Students Staff

Understanding employability

The term ‘employability’ has been around for over 100 years, and, as you might expect, has a number of definitions.


Perhaps the most well regarded definition in the UK HE sector is from the Higher Education Academy: “a set of skills, knowledge and personal attributes that make an individual more likely to secure and be successful in their chosen occupation(s) to the benefit of themselves, the workforce, the community and the economy.”

One of the important aspects of employability, though, is that being employable doesn’t guarantee success, but arguably does make it more likely.

Success factors

What factors make a student more likely to be successful in the labour market?
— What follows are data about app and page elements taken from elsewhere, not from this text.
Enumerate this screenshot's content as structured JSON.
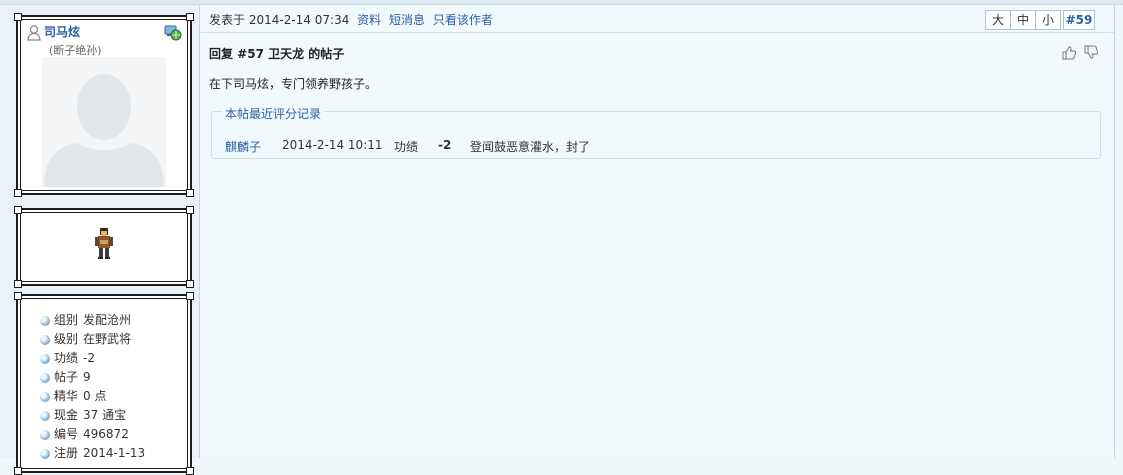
{
  "user": {
    "name": "司马炫",
    "title": "(断子绝孙)",
    "stats": [
      {
        "label": "组别",
        "value": "发配沧州"
      },
      {
        "label": "级别",
        "value": "在野武将"
      },
      {
        "label": "功绩",
        "value": "-2"
      },
      {
        "label": "帖子",
        "value": "9"
      },
      {
        "label": "精华",
        "value": "0 点"
      },
      {
        "label": "现金",
        "value": "37 通宝"
      },
      {
        "label": "编号",
        "value": "496872"
      },
      {
        "label": "注册",
        "value": "2014-1-13"
      }
    ]
  },
  "post": {
    "posted_prefix": "发表于",
    "posted_time": "2014-2-14 07:34",
    "links": {
      "profile": "资料",
      "pm": "短消息",
      "only_author": "只看该作者"
    },
    "font_sizes": {
      "large": "大",
      "medium": "中",
      "small": "小"
    },
    "floor": "#59",
    "title": "回复 #57 卫天龙 的帖子",
    "body": "在下司马炫，专门领养野孩子。"
  },
  "rating": {
    "legend": "本帖最近评分记录",
    "records": [
      {
        "user": "麒麟子",
        "date": "2014-2-14 10:11",
        "field": "功绩",
        "score": "-2",
        "reason": "登闻鼓恶意灌水，封了"
      }
    ]
  }
}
Fugate et al (2004) investigated three:

  • career identity
  • personal adaptability
  • social and human capital

Blasko et al (2002) identified a range of inputs that were associated with successful graduate employment outcome, including:

  • work experience
  • extra-curricular activities
  • overseas experiences
  • early job search
  • understanding job search techniques
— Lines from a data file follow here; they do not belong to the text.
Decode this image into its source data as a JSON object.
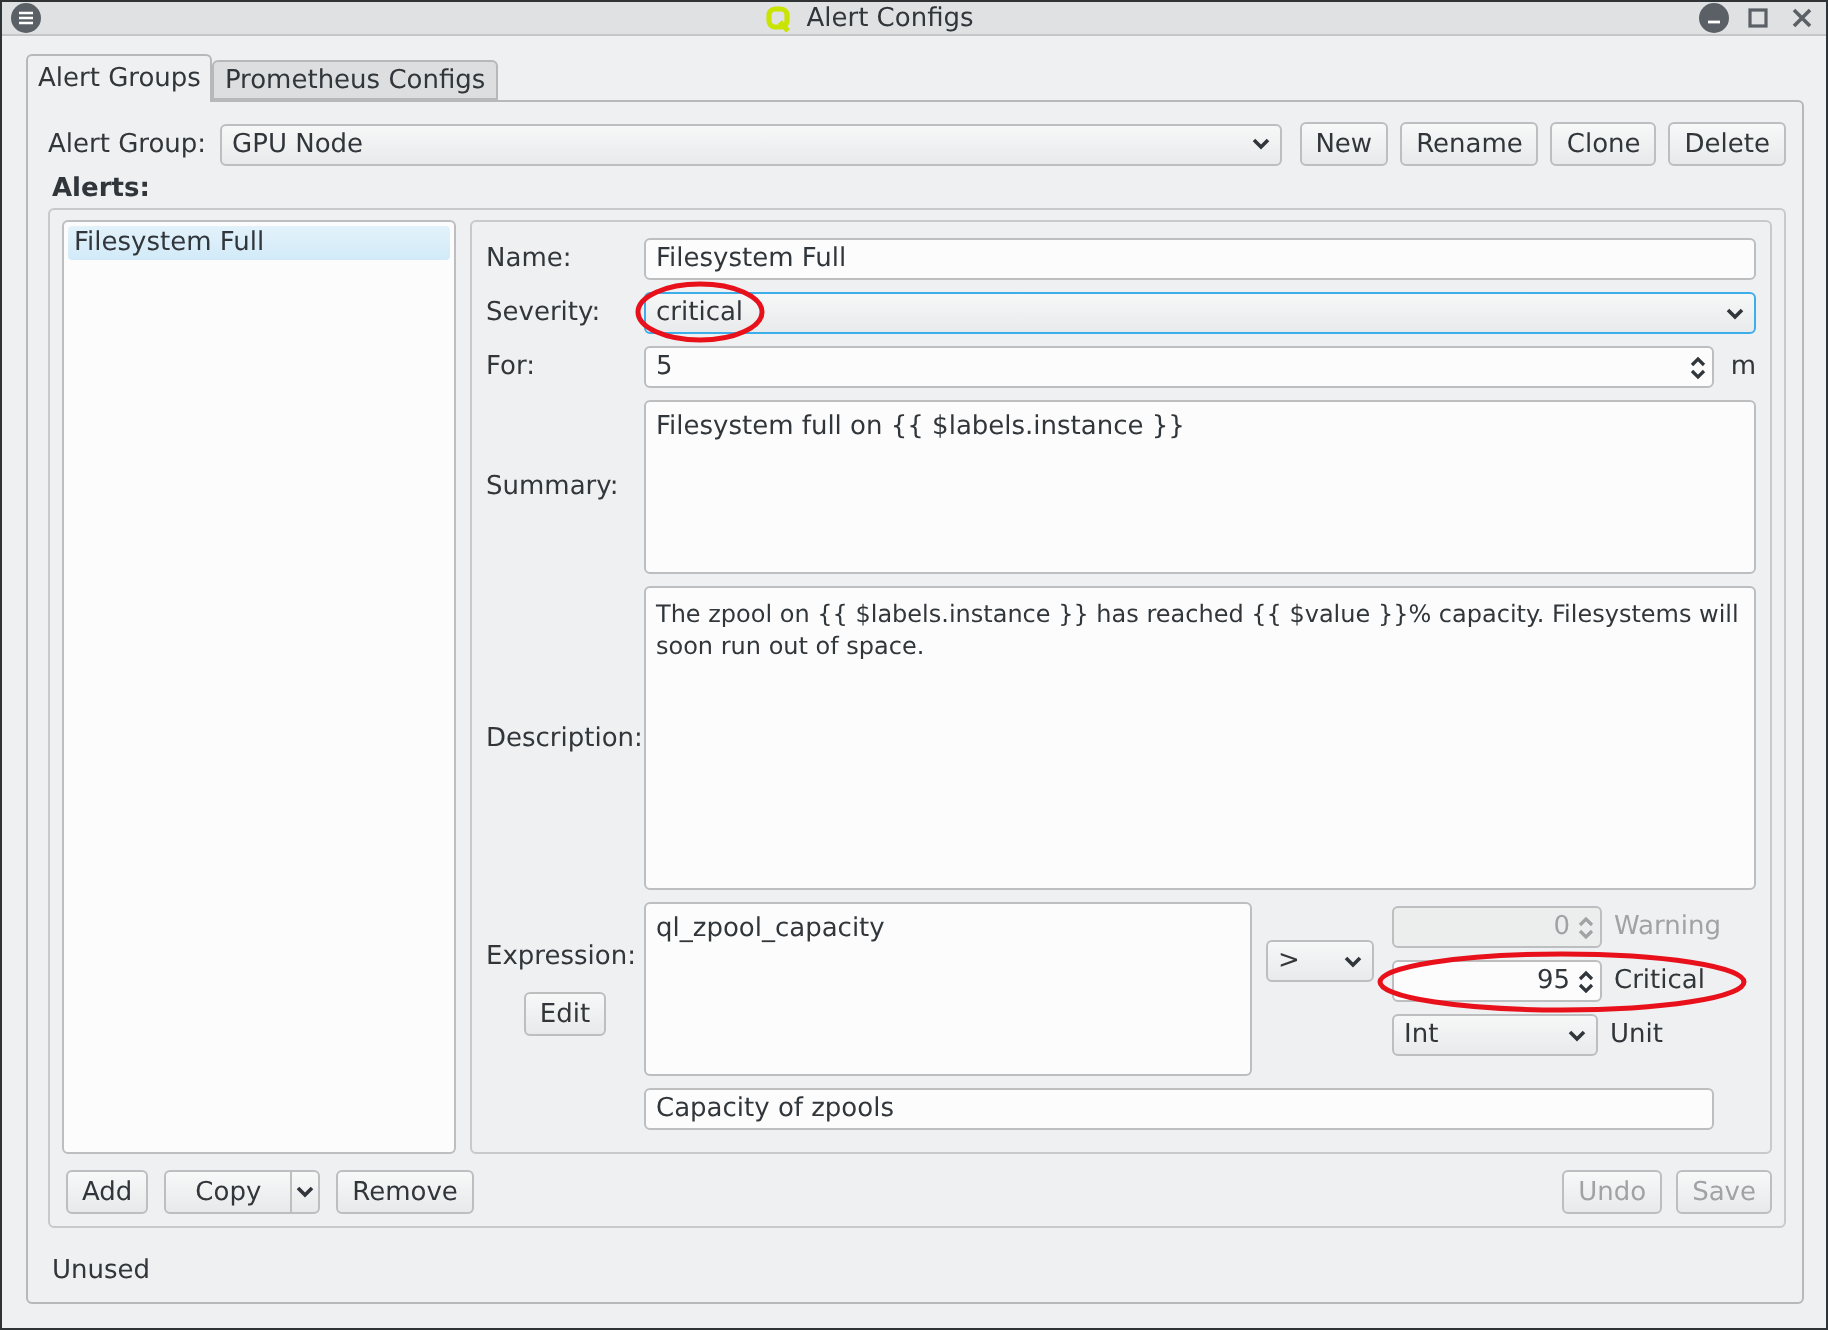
{
  "window": {
    "title": "Alert Configs"
  },
  "tabs": [
    {
      "label": "Alert Groups",
      "selected": true
    },
    {
      "label": "Prometheus Configs",
      "selected": false
    }
  ],
  "alert_group": {
    "label": "Alert Group:",
    "value": "GPU Node"
  },
  "group_buttons": [
    {
      "label": "New"
    },
    {
      "label": "Rename"
    },
    {
      "label": "Clone"
    },
    {
      "label": "Delete"
    }
  ],
  "alerts_label": "Alerts:",
  "alerts": [
    {
      "label": "Filesystem Full",
      "selected": true
    }
  ],
  "form": {
    "name_label": "Name:",
    "name": "Filesystem Full",
    "severity_label": "Severity:",
    "severity": {
      "value": "critical",
      "highlighted": true
    },
    "for_label": "For:",
    "for_value": "5",
    "for_unit": "m",
    "summary_label": "Summary:",
    "summary": "Filesystem full on {{ $labels.instance }}",
    "description_label": "Description:",
    "description": "The zpool on {{ $labels.instance }} has reached {{ $value }}% capacity. Filesystems will soon run out of space.",
    "expression_label": "Expression:",
    "edit_button": "Edit",
    "expression": "ql_zpool_capacity",
    "operator": ">",
    "thresholds": [
      {
        "value": "0",
        "label": "Warning",
        "disabled": true,
        "highlighted": false
      },
      {
        "value": "95",
        "label": "Critical",
        "disabled": false,
        "highlighted": true
      }
    ],
    "unit": {
      "value": "Int",
      "label": "Unit"
    },
    "expression_description": "Capacity of zpools"
  },
  "list_buttons": [
    {
      "label": "Add",
      "kind": "plain"
    },
    {
      "label": "Copy",
      "kind": "split"
    },
    {
      "label": "Remove",
      "kind": "plain"
    }
  ],
  "form_buttons": [
    {
      "label": "Undo",
      "disabled": true
    },
    {
      "label": "Save",
      "disabled": true
    }
  ],
  "status": "Unused"
}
Our Employability Strategy aims to address all of these factors.

Perhaps the most comprehensive characterisation of employability is the CareerEDGE model developed by Dacre and Sewell (2007). Drawing on a wide range of research, they conclude that employability is affected by nine distinct factors:

  • career development learning
  • work and life experience
  • degree knowledge
  • generic skills
  • emotional intelligence
  • reflection and evaluation
  • self-efficacy
  • self-confidence
  • self-esteem
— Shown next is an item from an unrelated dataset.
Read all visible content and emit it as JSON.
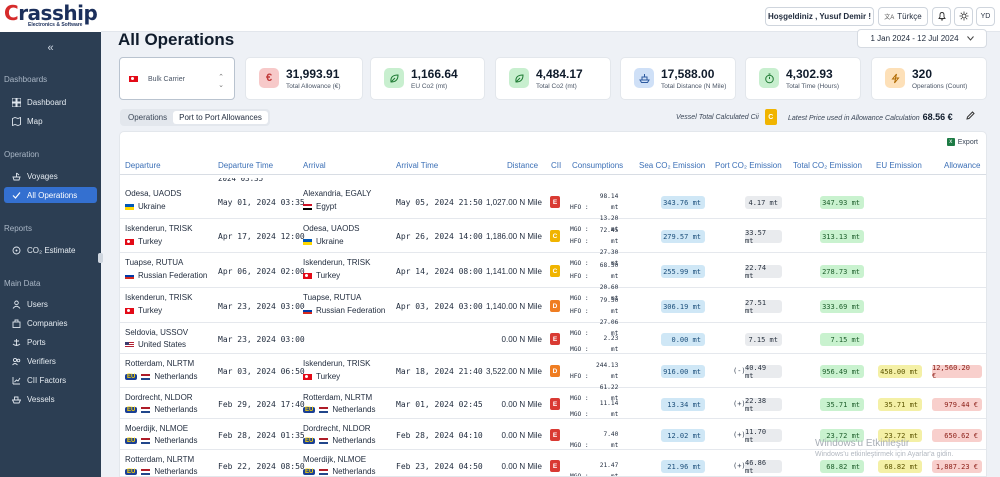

So, employability is much more than a set of ‘transferable skills’ and knowing how to write a good CV!

Employability coincides with a range of desirable characteristics and capabilities that arguably any student should acquire as they mature intellectually and socially. In becoming employable, students also become more able to take control of their lives, gain a sense of direction and are better equipped to enter the wider community as confident individuals.

Many activities that promote employability such as work placements, peer assessment, group projects, case studies and problem based learning also help enrich subject learning. Using challenges and issues drawn from the world of work often helps bring disciplines alive and enhances student engagement in their academic work.

As well as wanting our graduates to be successful in their future careers, contribute positively to the world and make full use of their Essex education, our employability statistics are used by many as an indicator of how successful we are as an institution. For example, most newspaper league tables (which prospective students and their parents pay attention to) are formed, in part, by our employability statistics.